When the returned procedure is applied, its arguments are queued to be passed on to f, and #<void> is immediately returned. The thread created by consumer-thread dequeues arguments and applies f to them, removing a new set of arguments from the queue only when the previous application of f has completed; if f escapes from a normal return (via an exception or a continuation), the f-applying thread terminates.
The init argument is a procedure of no arguments; if it is provided, init is called in the new thread immediately after the thread is created.
(run-server port-no conn-proc conn-timeout [ handler listen close accept accept/break]) → void? port-no : (integer-in 1 65535) conn-proc : (input-port? output-port? . -> . any) conn-timeout : (and/c real? (not/c negative?)) handler : (exn? . -> . any/c) = void
((integer-in 1 65535) (one-of/c 5) (one-of/c #t) . -> . listener?) = tcp-listen close : (listener? . -> . any) = tcp-close
accept : (listener? . ->* . (input-port? output-port?)) = tcp-accept
accept/break : (listener? . ->* . (input-port? output-port?)) = tcp-accept/enable-break
Each client connection is managed by a new custodian, and each call to conn occurs in a new thread (managed by the connection’s custodian). If the thread executing conn terminates for any reason (e.g., conn returns), the connection’s custodian is shut down. Consequently, conn need not close the ports provided to it. Breaks are enabled in the connection thread if breaks are enabled when run-server is called.
To facilitate capturing a continuation in one connection thread and invoking it in another, the parameterization of the run-server call is used for every call to handler. In this parameterization and for the connection’s thread, the current-custodian parameter is assigned to the connection’s custodian.
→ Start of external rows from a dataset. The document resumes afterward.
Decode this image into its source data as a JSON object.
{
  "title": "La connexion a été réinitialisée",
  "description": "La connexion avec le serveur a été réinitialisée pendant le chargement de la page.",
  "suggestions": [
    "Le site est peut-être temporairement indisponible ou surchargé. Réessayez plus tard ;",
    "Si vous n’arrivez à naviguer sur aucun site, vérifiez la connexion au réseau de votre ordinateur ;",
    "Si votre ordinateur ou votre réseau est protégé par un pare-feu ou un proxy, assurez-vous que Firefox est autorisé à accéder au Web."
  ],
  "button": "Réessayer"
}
If conn-timeout is not #f, then it must be a non-negative number specifying the time in seconds that a connection thread is allowed to run before it is sent a break signal. Then, if the thread runs longer than (* conn-timeout 2) seconds, then the connection’s custodian is shut down. If conn-timeout is #f, a connection thread can run indefinitely.
If handler is provided, it is passed exceptions related to connections (i.e., exceptions not caught by conn-proc, or exceptions that occur when trying to accept a connection). The default handler ignores the exception and returns #<void>.
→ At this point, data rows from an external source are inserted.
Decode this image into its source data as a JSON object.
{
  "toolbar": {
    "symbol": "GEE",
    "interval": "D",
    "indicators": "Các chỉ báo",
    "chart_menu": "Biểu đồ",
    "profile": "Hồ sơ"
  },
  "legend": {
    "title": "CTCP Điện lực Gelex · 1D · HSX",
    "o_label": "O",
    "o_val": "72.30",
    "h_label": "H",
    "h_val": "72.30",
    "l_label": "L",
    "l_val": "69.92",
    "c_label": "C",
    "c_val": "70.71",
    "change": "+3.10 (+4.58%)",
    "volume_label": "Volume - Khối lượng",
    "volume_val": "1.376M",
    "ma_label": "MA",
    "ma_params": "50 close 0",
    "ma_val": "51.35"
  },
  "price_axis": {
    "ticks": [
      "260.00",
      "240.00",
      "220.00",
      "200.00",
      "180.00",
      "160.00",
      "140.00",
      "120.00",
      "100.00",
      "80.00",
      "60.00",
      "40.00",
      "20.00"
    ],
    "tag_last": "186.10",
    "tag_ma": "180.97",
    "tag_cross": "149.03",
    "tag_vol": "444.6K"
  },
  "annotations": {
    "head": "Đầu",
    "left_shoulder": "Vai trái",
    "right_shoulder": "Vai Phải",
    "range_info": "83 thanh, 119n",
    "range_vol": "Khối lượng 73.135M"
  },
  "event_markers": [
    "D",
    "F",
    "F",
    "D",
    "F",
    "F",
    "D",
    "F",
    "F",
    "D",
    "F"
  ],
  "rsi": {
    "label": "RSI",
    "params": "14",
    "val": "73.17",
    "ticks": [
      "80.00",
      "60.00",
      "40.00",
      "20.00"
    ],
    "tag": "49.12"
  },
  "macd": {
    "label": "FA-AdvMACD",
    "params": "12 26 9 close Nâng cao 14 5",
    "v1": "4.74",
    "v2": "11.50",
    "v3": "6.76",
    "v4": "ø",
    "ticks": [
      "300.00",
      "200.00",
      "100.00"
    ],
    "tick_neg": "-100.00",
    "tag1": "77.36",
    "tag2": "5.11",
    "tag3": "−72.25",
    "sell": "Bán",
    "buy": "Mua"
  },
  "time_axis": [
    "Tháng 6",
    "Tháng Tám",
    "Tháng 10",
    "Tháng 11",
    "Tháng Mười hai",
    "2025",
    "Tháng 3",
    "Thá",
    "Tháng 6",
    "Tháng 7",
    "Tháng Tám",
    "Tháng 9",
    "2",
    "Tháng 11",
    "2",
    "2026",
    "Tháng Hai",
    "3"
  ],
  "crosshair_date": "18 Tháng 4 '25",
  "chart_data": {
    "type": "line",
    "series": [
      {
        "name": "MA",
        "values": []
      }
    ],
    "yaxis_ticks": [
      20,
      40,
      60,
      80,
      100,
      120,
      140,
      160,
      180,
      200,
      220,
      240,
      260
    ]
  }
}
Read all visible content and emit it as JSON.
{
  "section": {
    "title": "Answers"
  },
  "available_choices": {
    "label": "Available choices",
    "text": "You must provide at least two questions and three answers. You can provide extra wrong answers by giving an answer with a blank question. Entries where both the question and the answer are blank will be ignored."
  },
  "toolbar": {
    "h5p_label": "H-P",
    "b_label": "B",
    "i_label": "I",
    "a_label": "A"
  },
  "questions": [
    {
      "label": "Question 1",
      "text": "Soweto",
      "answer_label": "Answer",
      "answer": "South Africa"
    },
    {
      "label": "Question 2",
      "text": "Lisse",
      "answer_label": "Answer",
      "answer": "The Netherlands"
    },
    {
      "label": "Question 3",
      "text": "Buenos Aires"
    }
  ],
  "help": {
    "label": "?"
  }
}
The run-server function uses listen, close, accept and accept/break in the same way as it might use tcp-listen, tcp-close, tcp-accept, and tcp-accept/enable-break to accept connections. Provide alternate procedures to use an alternate communication protocol (such as SSL) or to supply optional arguments in the use of tcp-listen. The listener? part of the contract indicates that the procedures must all work on the same kind of listener value.
The run-server procedure loops to serve client connections, so it never returns. If a break occurs, the loop will cleanly shut down the server, but it will not terminate active connections.